START MATERIAL FOR THIS EXERCISE

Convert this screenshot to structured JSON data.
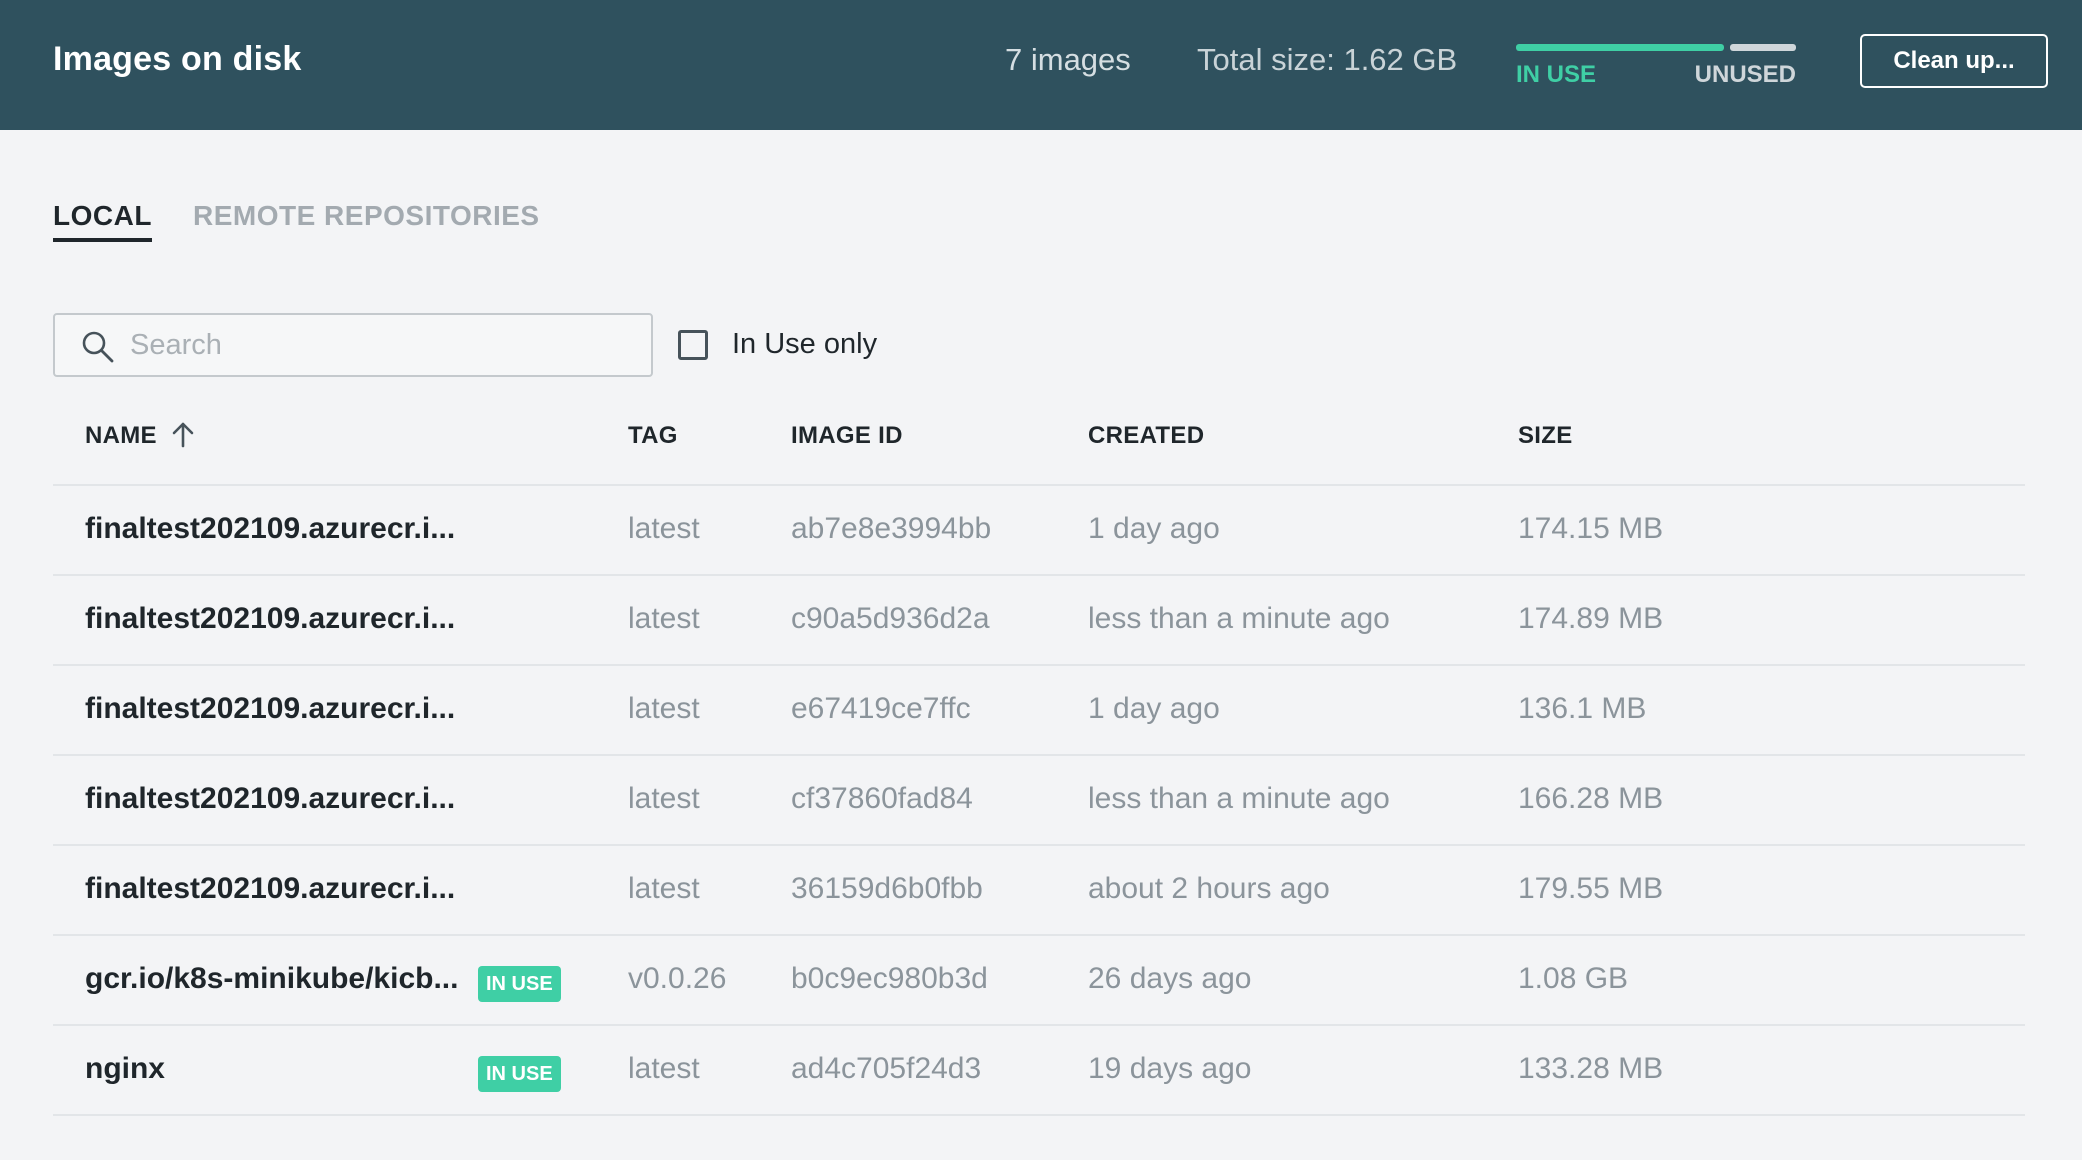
{
  "header": {
    "title": "Images on disk",
    "count": "7 images",
    "total_size": "Total size: 1.62 GB",
    "usage": {
      "in_use_label": "IN USE",
      "unused_label": "UNUSED",
      "in_use_fraction": 0.76,
      "in_use_color": "#3fcfa5",
      "unused_color": "#cfd6da"
    },
    "cleanup_label": "Clean up..."
  },
  "tabs": [
    {
      "label": "LOCAL",
      "active": true
    },
    {
      "label": "REMOTE REPOSITORIES",
      "active": false
    }
  ],
  "filters": {
    "search_placeholder": "Search",
    "search_icon": "search-icon",
    "in_use_only_label": "In Use only",
    "in_use_only_checked": false
  },
  "table": {
    "columns": {
      "name": "NAME",
      "tag": "TAG",
      "image_id": "IMAGE ID",
      "created": "CREATED",
      "size": "SIZE"
    },
    "sort_icon": "arrow-up-icon",
    "badge_label": "IN USE",
    "rows": [
      {
        "name": "finaltest202109.azurecr.i...",
        "in_use": false,
        "tag": "latest",
        "image_id": "ab7e8e3994bb",
        "created": "1 day ago",
        "size": "174.15 MB"
      },
      {
        "name": "finaltest202109.azurecr.i...",
        "in_use": false,
        "tag": "latest",
        "image_id": "c90a5d936d2a",
        "created": "less than a minute ago",
        "size": "174.89 MB"
      },
      {
        "name": "finaltest202109.azurecr.i...",
        "in_use": false,
        "tag": "latest",
        "image_id": "e67419ce7ffc",
        "created": "1 day ago",
        "size": "136.1 MB"
      },
      {
        "name": "finaltest202109.azurecr.i...",
        "in_use": false,
        "tag": "latest",
        "image_id": "cf37860fad84",
        "created": "less than a minute ago",
        "size": "166.28 MB"
      },
      {
        "name": "finaltest202109.azurecr.i...",
        "in_use": false,
        "tag": "latest",
        "image_id": "36159d6b0fbb",
        "created": "about 2 hours ago",
        "size": "179.55 MB"
      },
      {
        "name": "gcr.io/k8s-minikube/kicb...",
        "in_use": true,
        "tag": "v0.0.26",
        "image_id": "b0c9ec980b3d",
        "created": "26 days ago",
        "size": "1.08 GB"
      },
      {
        "name": "nginx",
        "in_use": true,
        "tag": "latest",
        "image_id": "ad4c705f24d3",
        "created": "19 days ago",
        "size": "133.28 MB"
      }
    ]
  }
}
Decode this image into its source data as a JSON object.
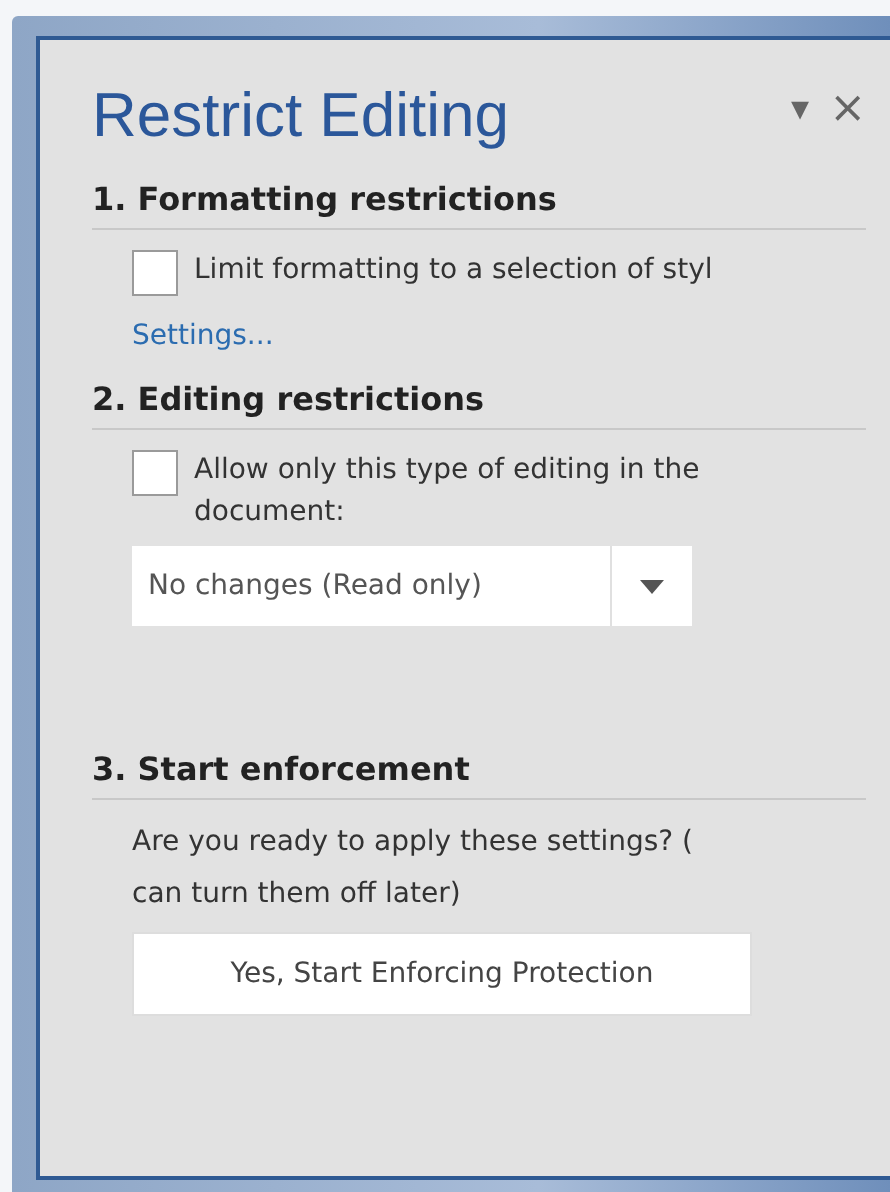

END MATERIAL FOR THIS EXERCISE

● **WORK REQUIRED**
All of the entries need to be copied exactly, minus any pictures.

● **OUTPUT OF THE EXERCISE**
Convert this screenshot to structured JSON data.
{
  "header": {
    "title": "Images on disk",
    "count": "7 images",
    "total_size": "Total size: 1.62 GB",
    "usage": {
      "in_use_label": "IN USE",
      "unused_label": "UNUSED",
      "in_use_fraction": 0.76,
      "in_use_color": "#3fcfa5",
      "unused_color": "#cfd6da"
    },
    "cleanup_label": "Clean up..."
  },
  "tabs": [
    {
      "label": "LOCAL",
      "active": true
    },
    {
      "label": "REMOTE REPOSITORIES",
      "active": false
    }
  ],
  "filters": {
    "search_placeholder": "Search",
    "search_icon": "search-icon",
    "in_use_only_label": "In Use only",
    "in_use_only_checked": false
  },
  "table": {
    "columns": {
      "name": "NAME",
      "tag": "TAG",
      "image_id": "IMAGE ID",
      "created": "CREATED",
      "size": "SIZE"
    },
    "sort_icon": "arrow-up-icon",
    "badge_label": "IN USE",
    "rows": [
      {
        "name": "finaltest202109.azurecr.i...",
        "in_use": false,
        "tag": "latest",
        "image_id": "ab7e8e3994bb",
        "created": "1 day ago",
        "size": "174.15 MB"
      },
      {
        "name": "finaltest202109.azurecr.i...",
        "in_use": false,
        "tag": "latest",
        "image_id": "c90a5d936d2a",
        "created": "less than a minute ago",
        "size": "174.89 MB"
      },
      {
        "name": "finaltest202109.azurecr.i...",
        "in_use": false,
        "tag": "latest",
        "image_id": "e67419ce7ffc",
        "created": "1 day ago",
        "size": "136.1 MB"
      },
      {
        "name": "finaltest202109.azurecr.i...",
        "in_use": false,
        "tag": "latest",
        "image_id": "cf37860fad84",
        "created": "less than a minute ago",
        "size": "166.28 MB"
      },
      {
        "name": "finaltest202109.azurecr.i...",
        "in_use": false,
        "tag": "latest",
        "image_id": "36159d6b0fbb",
        "created": "about 2 hours ago",
        "size": "179.55 MB"
      },
      {
        "name": "gcr.io/k8s-minikube/kicb...",
        "in_use": true,
        "tag": "v0.0.26",
        "image_id": "b0c9ec980b3d",
        "created": "26 days ago",
        "size": "1.08 GB"
      },
      {
        "name": "nginx",
        "in_use": true,
        "tag": "latest",
        "image_id": "ad4c705f24d3",
        "created": "19 days ago",
        "size": "133.28 MB"
      }
    ]
  }
}
Decode this image into its source data as a JSON object.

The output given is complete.